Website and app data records
%%

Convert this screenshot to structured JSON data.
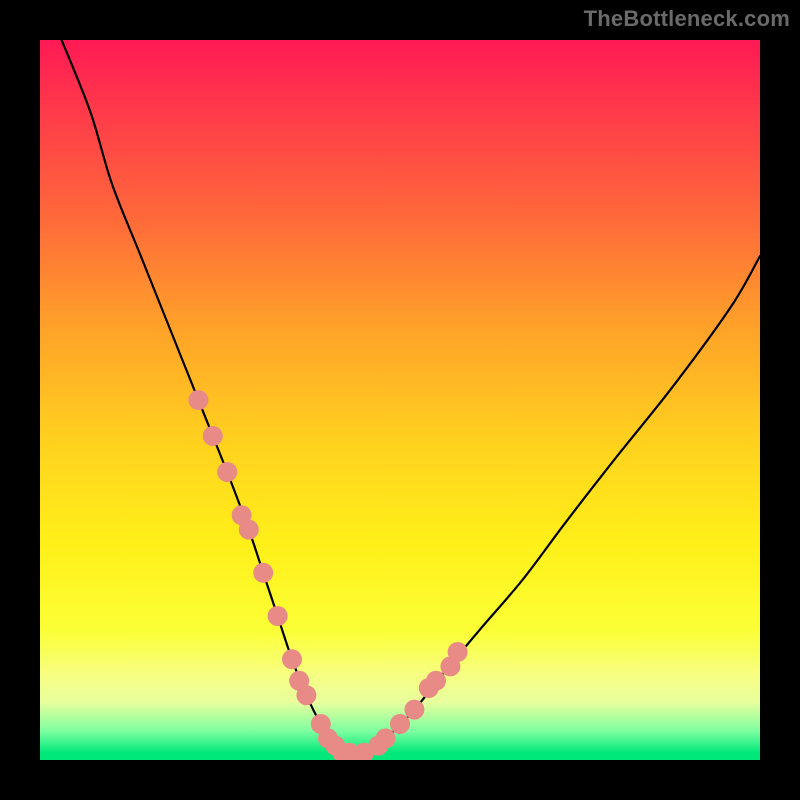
{
  "watermark": "TheBottleneck.com",
  "chart_data": {
    "type": "line",
    "title": "",
    "xlabel": "",
    "ylabel": "",
    "xlim": [
      0,
      100
    ],
    "ylim": [
      0,
      100
    ],
    "grid": false,
    "legend": false,
    "series": [
      {
        "name": "bottleneck-curve",
        "x": [
          3,
          7,
          10,
          14,
          18,
          22,
          26,
          29,
          31,
          33,
          35,
          37,
          39,
          41,
          43,
          45,
          48,
          52,
          56,
          61,
          67,
          73,
          80,
          88,
          96,
          100
        ],
        "y": [
          100,
          90,
          80,
          70,
          60,
          50,
          40,
          32,
          26,
          20,
          14,
          9,
          5,
          2,
          1,
          1,
          3,
          7,
          12,
          18,
          25,
          33,
          42,
          52,
          63,
          70
        ]
      }
    ],
    "markers": {
      "name": "highlight-dots",
      "color": "#e88b87",
      "radius": 10,
      "points": [
        {
          "x": 22,
          "y": 50
        },
        {
          "x": 24,
          "y": 45
        },
        {
          "x": 26,
          "y": 40
        },
        {
          "x": 28,
          "y": 34
        },
        {
          "x": 29,
          "y": 32
        },
        {
          "x": 31,
          "y": 26
        },
        {
          "x": 33,
          "y": 20
        },
        {
          "x": 35,
          "y": 14
        },
        {
          "x": 36,
          "y": 11
        },
        {
          "x": 37,
          "y": 9
        },
        {
          "x": 39,
          "y": 5
        },
        {
          "x": 40,
          "y": 3
        },
        {
          "x": 41,
          "y": 2
        },
        {
          "x": 42,
          "y": 1
        },
        {
          "x": 43,
          "y": 1
        },
        {
          "x": 45,
          "y": 1
        },
        {
          "x": 47,
          "y": 2
        },
        {
          "x": 48,
          "y": 3
        },
        {
          "x": 50,
          "y": 5
        },
        {
          "x": 52,
          "y": 7
        },
        {
          "x": 54,
          "y": 10
        },
        {
          "x": 55,
          "y": 11
        },
        {
          "x": 57,
          "y": 13
        },
        {
          "x": 58,
          "y": 15
        }
      ]
    },
    "background_gradient_stops": [
      {
        "pos": 0.0,
        "color": "#ff1a55"
      },
      {
        "pos": 0.25,
        "color": "#ff6a3a"
      },
      {
        "pos": 0.55,
        "color": "#ffcf1f"
      },
      {
        "pos": 0.82,
        "color": "#fbff36"
      },
      {
        "pos": 0.96,
        "color": "#7dffa0"
      },
      {
        "pos": 1.0,
        "color": "#00e87a"
      }
    ]
  }
}
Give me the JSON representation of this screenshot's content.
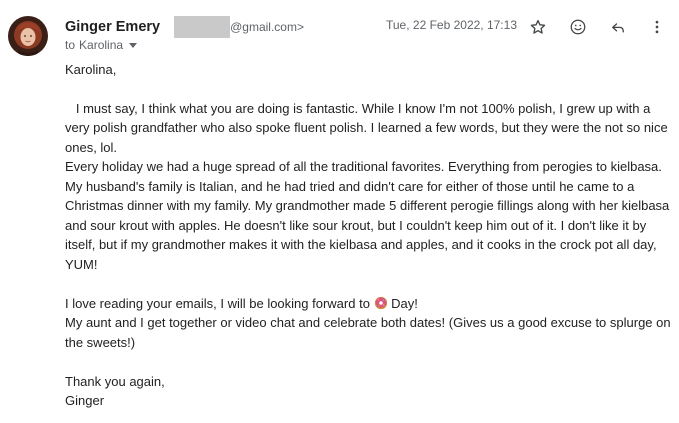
{
  "header": {
    "sender_name": "Ginger Emery",
    "sender_email_suffix": "@gmail.com>",
    "recipient_prefix": "to",
    "recipient": "Karolina",
    "date": "Tue, 22 Feb 2022, 17:13"
  },
  "icons": {
    "star": "star-icon",
    "emoji": "smiley-icon",
    "reply": "reply-icon",
    "more": "more-vert-icon",
    "donut": "doughnut-emoji"
  },
  "body": {
    "greeting": "Karolina,",
    "paragraph1": "   I must say, I think what you are doing is fantastic. While I know I'm not 100% polish, I grew up with a very polish grandfather who also spoke fluent polish. I learned a few words, but they were the not so nice ones, lol.",
    "paragraph2": "Every holiday we had a huge spread of all the traditional favorites. Everything from perogies to kielbasa. My husband's family is Italian, and he had tried and didn't care for either of those until he came to a Christmas dinner with my family. My grandmother made 5 different perogie fillings along with her kielbasa and sour krout with apples. He doesn't like sour krout,  but I couldn't keep him out of it. I don't like it by itself, but if my grandmother makes it with the kielbasa and apples, and it cooks in the crock pot all day, YUM!",
    "paragraph3_before": "I love reading your emails, I will be looking forward to ",
    "paragraph3_after": " Day!",
    "paragraph4": "My aunt and I get together or video chat and celebrate both dates! (Gives us a good excuse to splurge on the sweets!)",
    "closing": "Thank you again,",
    "signature": "Ginger"
  }
}
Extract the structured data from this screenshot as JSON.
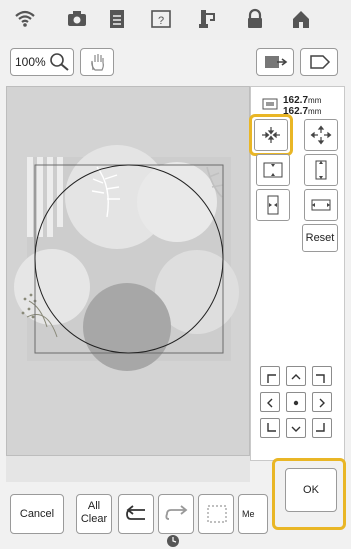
{
  "toolbar": {
    "zoom_label": "100%"
  },
  "size": {
    "width": "162.7",
    "height": "162.7",
    "unit": "mm"
  },
  "panel": {
    "reset_label": "Reset"
  },
  "bottom": {
    "cancel_label": "Cancel",
    "all_clear_label_1": "All",
    "all_clear_label_2": "Clear",
    "memory_label": "Me",
    "ok_label": "OK"
  },
  "colors": {
    "highlight": "#e9b626",
    "canvas_bg": "#d3d3d3",
    "circle_dark": "#a6a6a6",
    "circle_light": "#e7e7e7"
  },
  "icons": [
    "wifi-icon",
    "camera-icon",
    "document-icon",
    "help-icon",
    "embroidery-icon",
    "lock-icon",
    "home-icon"
  ]
}
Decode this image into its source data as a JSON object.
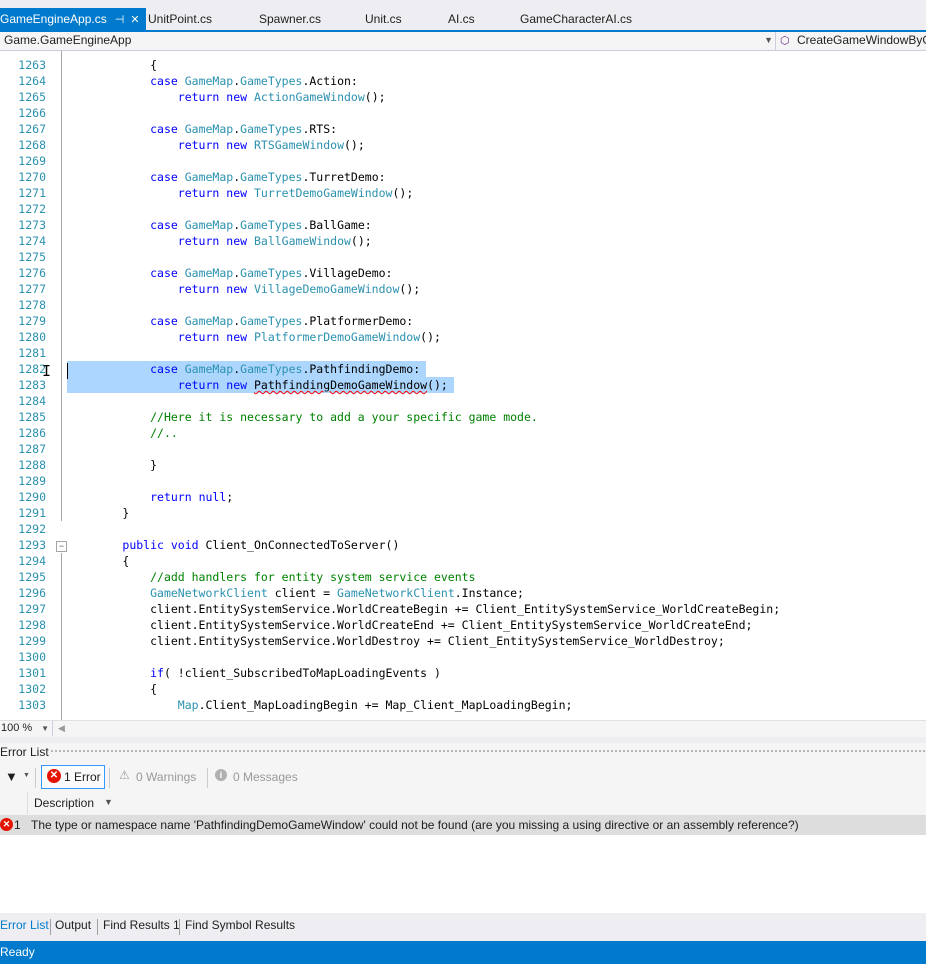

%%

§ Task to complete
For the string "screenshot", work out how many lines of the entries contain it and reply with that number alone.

§ Response to this task
3